WORK ITEM:
Give every entry again, exactly as it stands.

(Stored records)

####

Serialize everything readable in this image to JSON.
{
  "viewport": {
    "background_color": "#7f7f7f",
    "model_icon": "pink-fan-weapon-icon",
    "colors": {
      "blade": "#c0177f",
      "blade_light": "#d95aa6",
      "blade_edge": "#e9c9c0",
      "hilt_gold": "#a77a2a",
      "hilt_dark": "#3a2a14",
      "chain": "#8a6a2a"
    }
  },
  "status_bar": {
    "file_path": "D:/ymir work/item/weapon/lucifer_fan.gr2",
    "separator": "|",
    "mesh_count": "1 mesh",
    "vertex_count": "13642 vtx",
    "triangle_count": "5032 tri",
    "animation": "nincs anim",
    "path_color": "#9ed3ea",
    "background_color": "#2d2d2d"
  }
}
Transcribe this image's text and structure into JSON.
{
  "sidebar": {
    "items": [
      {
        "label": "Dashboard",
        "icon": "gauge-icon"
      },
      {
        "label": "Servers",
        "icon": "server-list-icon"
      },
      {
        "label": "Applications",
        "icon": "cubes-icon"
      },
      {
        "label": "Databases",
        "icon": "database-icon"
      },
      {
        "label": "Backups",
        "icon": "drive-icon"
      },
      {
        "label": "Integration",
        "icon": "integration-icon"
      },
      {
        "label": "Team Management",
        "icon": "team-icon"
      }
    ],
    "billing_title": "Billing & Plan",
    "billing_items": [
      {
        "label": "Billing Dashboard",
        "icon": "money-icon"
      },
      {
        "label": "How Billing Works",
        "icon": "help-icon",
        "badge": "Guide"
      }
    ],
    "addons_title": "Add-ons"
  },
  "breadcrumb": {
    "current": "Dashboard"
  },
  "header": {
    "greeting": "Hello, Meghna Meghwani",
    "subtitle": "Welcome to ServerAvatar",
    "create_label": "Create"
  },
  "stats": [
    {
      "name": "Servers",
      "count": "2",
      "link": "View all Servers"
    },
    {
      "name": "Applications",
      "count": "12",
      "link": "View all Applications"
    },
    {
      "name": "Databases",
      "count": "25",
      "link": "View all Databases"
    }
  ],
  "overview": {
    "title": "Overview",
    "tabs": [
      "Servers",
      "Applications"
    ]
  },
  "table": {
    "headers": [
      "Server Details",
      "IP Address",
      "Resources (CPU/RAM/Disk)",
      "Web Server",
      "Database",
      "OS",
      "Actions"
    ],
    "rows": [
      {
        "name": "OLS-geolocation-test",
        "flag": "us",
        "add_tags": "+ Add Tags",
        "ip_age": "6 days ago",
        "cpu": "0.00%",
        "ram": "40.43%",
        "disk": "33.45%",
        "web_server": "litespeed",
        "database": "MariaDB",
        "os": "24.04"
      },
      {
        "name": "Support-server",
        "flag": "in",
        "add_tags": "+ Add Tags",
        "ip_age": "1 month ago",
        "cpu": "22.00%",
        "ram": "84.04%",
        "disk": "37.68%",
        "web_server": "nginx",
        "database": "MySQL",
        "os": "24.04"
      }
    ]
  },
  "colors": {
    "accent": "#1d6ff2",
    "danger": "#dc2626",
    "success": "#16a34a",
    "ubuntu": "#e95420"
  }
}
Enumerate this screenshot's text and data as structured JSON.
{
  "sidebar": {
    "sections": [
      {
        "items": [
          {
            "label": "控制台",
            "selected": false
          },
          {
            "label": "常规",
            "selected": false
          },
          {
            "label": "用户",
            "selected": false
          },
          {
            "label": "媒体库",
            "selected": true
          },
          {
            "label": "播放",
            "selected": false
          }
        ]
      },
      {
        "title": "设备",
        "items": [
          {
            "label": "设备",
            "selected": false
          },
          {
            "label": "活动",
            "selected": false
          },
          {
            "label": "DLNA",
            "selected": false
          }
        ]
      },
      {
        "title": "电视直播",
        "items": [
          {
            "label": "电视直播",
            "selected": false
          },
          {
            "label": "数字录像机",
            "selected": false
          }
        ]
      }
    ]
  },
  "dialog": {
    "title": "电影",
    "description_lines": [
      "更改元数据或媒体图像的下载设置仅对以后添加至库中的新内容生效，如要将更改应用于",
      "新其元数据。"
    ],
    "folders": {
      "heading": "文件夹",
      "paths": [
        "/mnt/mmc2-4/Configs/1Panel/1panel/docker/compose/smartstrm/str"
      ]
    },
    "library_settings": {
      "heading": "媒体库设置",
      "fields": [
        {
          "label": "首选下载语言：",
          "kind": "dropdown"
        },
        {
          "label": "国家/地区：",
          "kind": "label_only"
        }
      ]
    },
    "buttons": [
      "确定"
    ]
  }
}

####

REPLY:
Serialize everything readable in this image to JSON.
{
  "viewport": {
    "background_color": "#7f7f7f",
    "model_icon": "pink-fan-weapon-icon",
    "colors": {
      "blade": "#c0177f",
      "blade_light": "#d95aa6",
      "blade_edge": "#e9c9c0",
      "hilt_gold": "#a77a2a",
      "hilt_dark": "#3a2a14",
      "chain": "#8a6a2a"
    }
  },
  "status_bar": {
    "file_path": "D:/ymir work/item/weapon/lucifer_fan.gr2",
    "separator": "|",
    "mesh_count": "1 mesh",
    "vertex_count": "13642 vtx",
    "triangle_count": "5032 tri",
    "animation": "nincs anim",
    "path_color": "#9ed3ea",
    "background_color": "#2d2d2d"
  }
}
Transcribe this image's text and structure into JSON.
{
  "sidebar": {
    "items": [
      {
        "label": "Dashboard",
        "icon": "gauge-icon"
      },
      {
        "label": "Servers",
        "icon": "server-list-icon"
      },
      {
        "label": "Applications",
        "icon": "cubes-icon"
      },
      {
        "label": "Databases",
        "icon": "database-icon"
      },
      {
        "label": "Backups",
        "icon": "drive-icon"
      },
      {
        "label": "Integration",
        "icon": "integration-icon"
      },
      {
        "label": "Team Management",
        "icon": "team-icon"
      }
    ],
    "billing_title": "Billing & Plan",
    "billing_items": [
      {
        "label": "Billing Dashboard",
        "icon": "money-icon"
      },
      {
        "label": "How Billing Works",
        "icon": "help-icon",
        "badge": "Guide"
      }
    ],
    "addons_title": "Add-ons"
  },
  "breadcrumb": {
    "current": "Dashboard"
  },
  "header": {
    "greeting": "Hello, Meghna Meghwani",
    "subtitle": "Welcome to ServerAvatar",
    "create_label": "Create"
  },
  "stats": [
    {
      "name": "Servers",
      "count": "2",
      "link": "View all Servers"
    },
    {
      "name": "Applications",
      "count": "12",
      "link": "View all Applications"
    },
    {
      "name": "Databases",
      "count": "25",
      "link": "View all Databases"
    }
  ],
  "overview": {
    "title": "Overview",
    "tabs": [
      "Servers",
      "Applications"
    ]
  },
  "table": {
    "headers": [
      "Server Details",
      "IP Address",
      "Resources (CPU/RAM/Disk)",
      "Web Server",
      "Database",
      "OS",
      "Actions"
    ],
    "rows": [
      {
        "name": "OLS-geolocation-test",
        "flag": "us",
        "add_tags": "+ Add Tags",
        "ip_age": "6 days ago",
        "cpu": "0.00%",
        "ram": "40.43%",
        "disk": "33.45%",
        "web_server": "litespeed",
        "database": "MariaDB",
        "os": "24.04"
      },
      {
        "name": "Support-server",
        "flag": "in",
        "add_tags": "+ Add Tags",
        "ip_age": "1 month ago",
        "cpu": "22.00%",
        "ram": "84.04%",
        "disk": "37.68%",
        "web_server": "nginx",
        "database": "MySQL",
        "os": "24.04"
      }
    ]
  },
  "colors": {
    "accent": "#1d6ff2",
    "danger": "#dc2626",
    "success": "#16a34a",
    "ubuntu": "#e95420"
  }
}
Enumerate this screenshot's text and data as structured JSON.
{
  "sidebar": {
    "sections": [
      {
        "items": [
          {
            "label": "控制台",
            "selected": false
          },
          {
            "label": "常规",
            "selected": false
          },
          {
            "label": "用户",
            "selected": false
          },
          {
            "label": "媒体库",
            "selected": true
          },
          {
            "label": "播放",
            "selected": false
          }
        ]
      },
      {
        "title": "设备",
        "items": [
          {
            "label": "设备",
            "selected": false
          },
          {
            "label": "活动",
            "selected": false
          },
          {
            "label": "DLNA",
            "selected": false
          }
        ]
      },
      {
        "title": "电视直播",
        "items": [
          {
            "label": "电视直播",
            "selected": false
          },
          {
            "label": "数字录像机",
            "selected": false
          }
        ]
      }
    ]
  },
  "dialog": {
    "title": "电影",
    "description_lines": [
      "更改元数据或媒体图像的下载设置仅对以后添加至库中的新内容生效，如要将更改应用于",
      "新其元数据。"
    ],
    "folders": {
      "heading": "文件夹",
      "paths": [
        "/mnt/mmc2-4/Configs/1Panel/1panel/docker/compose/smartstrm/str"
      ]
    },
    "library_settings": {
      "heading": "媒体库设置",
      "fields": [
        {
          "label": "首选下载语言：",
          "kind": "dropdown"
        },
        {
          "label": "国家/地区：",
          "kind": "label_only"
        }
      ]
    },
    "buttons": [
      "确定"
    ]
  }
}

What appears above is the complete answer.